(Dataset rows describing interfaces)
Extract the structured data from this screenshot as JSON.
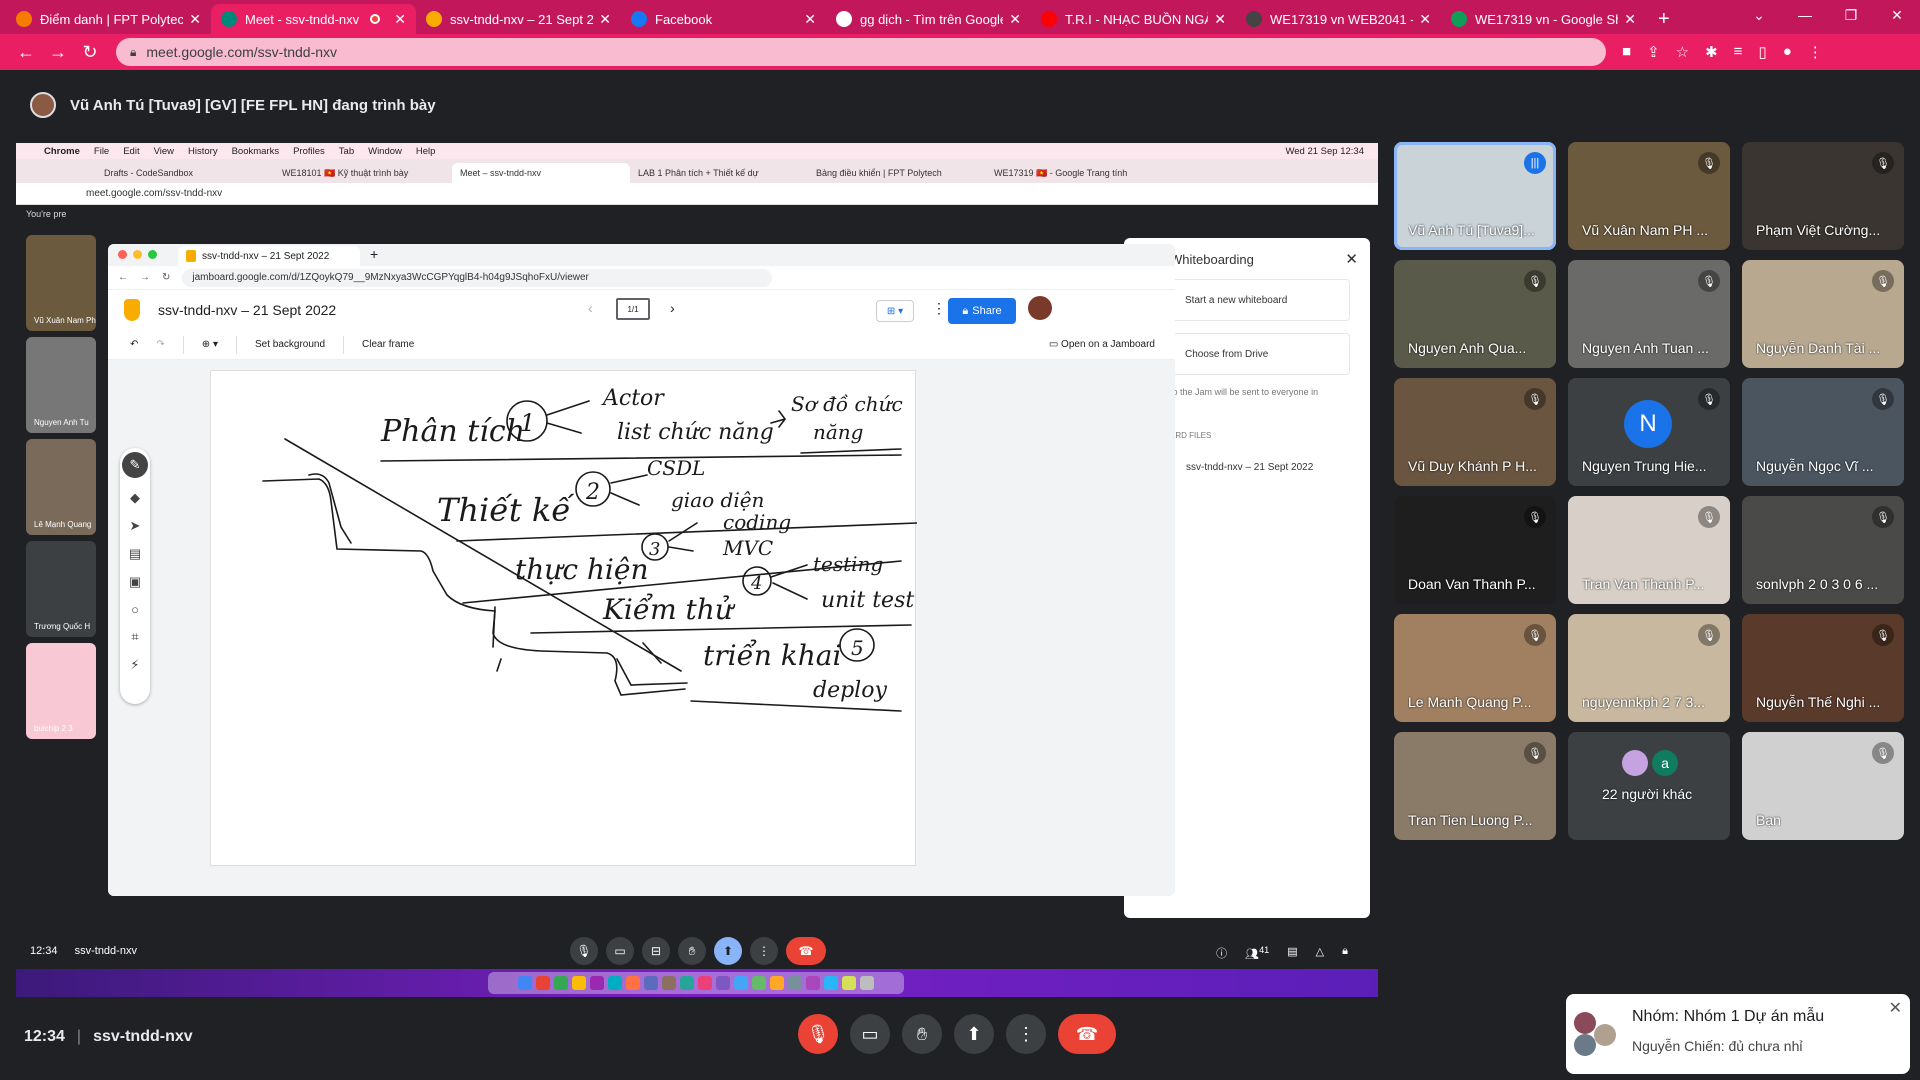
{
  "browser": {
    "tabs": [
      {
        "title": "Điểm danh | FPT Polytechn",
        "favicon_color": "#f57c00"
      },
      {
        "title": "Meet - ssv-tndd-nxv",
        "favicon_color": "#00897b",
        "active": true,
        "recording": true
      },
      {
        "title": "ssv-tndd-nxv – 21 Sept 20",
        "favicon_color": "#f9ab00"
      },
      {
        "title": "Facebook",
        "favicon_color": "#1877f2"
      },
      {
        "title": "gg dịch - Tìm trên Google",
        "favicon_color": "#ffffff"
      },
      {
        "title": "T.R.I - NHẠC BUỒN NGÀY",
        "favicon_color": "#ff0000"
      },
      {
        "title": "WE17319 vn WEB2041 - D",
        "favicon_color": "#444444"
      },
      {
        "title": "WE17319 vn - Google She",
        "favicon_color": "#0f9d58"
      }
    ],
    "url": "meet.google.com/ssv-tndd-nxv",
    "new_tab": "+"
  },
  "presenter_bar": {
    "text": "Vũ Anh Tú [Tuva9] [GV] [FE FPL HN] đang trình bày"
  },
  "shared_screen": {
    "mac_menu": [
      "Chrome",
      "File",
      "Edit",
      "View",
      "History",
      "Bookmarks",
      "Profiles",
      "Tab",
      "Window",
      "Help"
    ],
    "mac_clock": "Wed 21 Sep  12:34",
    "inner_tabs": [
      "Drafts - CodeSandbox",
      "WE18101 🇻🇳 Kỹ thuật trình bày",
      "Meet – ssv-tndd-nxv",
      "LAB 1 Phân tích + Thiết kế dự",
      "Bảng điều khiển | FPT Polytech",
      "WE17319 🇻🇳 - Google Trang tính"
    ],
    "inner_url": "meet.google.com/ssv-tndd-nxv",
    "youre_presenting": "You're pre",
    "left_tiles": [
      "Vũ Xuân Nam Ph",
      "Nguyen Anh Tu",
      "Lê Mạnh Quang",
      "Trương Quốc H",
      "buichip 2 3"
    ],
    "whiteboard_panel": {
      "title": "Whiteboarding",
      "options": [
        "Start a new whiteboard",
        "Choose from Drive"
      ],
      "note": "to the Jam will be sent to everyone in",
      "section": "ARD FILES",
      "file": "ssv-tndd-nxv – 21 Sept 2022"
    },
    "inner_footer": {
      "time": "12:34",
      "code": "ssv-tndd-nxv",
      "participant_count": "41"
    }
  },
  "jamboard": {
    "tab_title": "ssv-tndd-nxv – 21 Sept 2022",
    "url": "jamboard.google.com/d/1ZQoykQ79__9MzNxya3WcCGPYqglB4-h04g9JSqhoFxU/viewer",
    "title": "ssv-tndd-nxv – 21 Sept 2022",
    "page": "1/1",
    "share": "Share",
    "toolbar": {
      "set_background": "Set background",
      "clear_frame": "Clear frame",
      "open_on_jamboard": "Open on a Jamboard"
    },
    "handwriting": {
      "step1": "Phân tích",
      "n1": "1",
      "actor": "Actor",
      "list": "list chức năng",
      "sodo": "Sơ đồ chức",
      "nang": "năng",
      "step2": "Thiết kế",
      "n2": "2",
      "csdl": "CSDL",
      "giaodien": "giao diện",
      "step3": "thực hiện",
      "n3": "3",
      "coding": "coding",
      "mvc": "MVC",
      "step4": "Kiểm thử",
      "n4": "4",
      "testing": "testing",
      "unittest": "unit test",
      "step5": "triển khai",
      "n5": "5",
      "deploy": "deploy"
    }
  },
  "participants": [
    {
      "name": "Vũ Anh Tú [Tuva9]...",
      "bg": "#c9d3d8",
      "speaking": true
    },
    {
      "name": "Vũ Xuân Nam PH ...",
      "bg": "#6b5a3e"
    },
    {
      "name": "Phạm Việt Cường...",
      "bg": "#3a3530"
    },
    {
      "name": "Nguyen Anh Qua...",
      "bg": "#5a5a4a"
    },
    {
      "name": "Nguyen Anh Tuan ...",
      "bg": "#6a6a68"
    },
    {
      "name": "Nguyễn Danh Tài ...",
      "bg": "#b8a890"
    },
    {
      "name": "Vũ Duy Khánh P H...",
      "bg": "#6a5540"
    },
    {
      "name": "Nguyen Trung Hie...",
      "bg": "#3c4043",
      "letter": "N",
      "letter_bg": "#1a73e8"
    },
    {
      "name": "Nguyễn Ngọc Vĩ ...",
      "bg": "#4a5560"
    },
    {
      "name": "Doan Van Thanh P...",
      "bg": "#1e1e1e"
    },
    {
      "name": "Tran Van Thanh P...",
      "bg": "#d8d0c8"
    },
    {
      "name": "sonlvph 2 0 3 0 6 ...",
      "bg": "#4a4a48"
    },
    {
      "name": "Le Manh Quang P...",
      "bg": "#a08060"
    },
    {
      "name": "nguyennkph 2 7 3...",
      "bg": "#c8b8a0"
    },
    {
      "name": "Nguyễn Thế Nghi ...",
      "bg": "#5a3a2a"
    },
    {
      "name": "Tran Tien Luong P...",
      "bg": "#8a7a68"
    },
    {
      "name": "22 người khác",
      "bg": "#3c4043",
      "others": true
    },
    {
      "name": "Bạn",
      "bg": "#d0d0d0"
    }
  ],
  "bottom_bar": {
    "time": "12:34",
    "code": "ssv-tndd-nxv"
  },
  "chat_popup": {
    "title": "Nhóm: Nhóm 1 Dự án mẫu",
    "message": "Nguyễn Chiến: đủ chưa nhỉ"
  }
}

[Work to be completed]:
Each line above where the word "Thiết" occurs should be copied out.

[Answer for the task]:
      "LAB 1 Phân tích + Thiết kế dự",
      "step2": "Thiết kế",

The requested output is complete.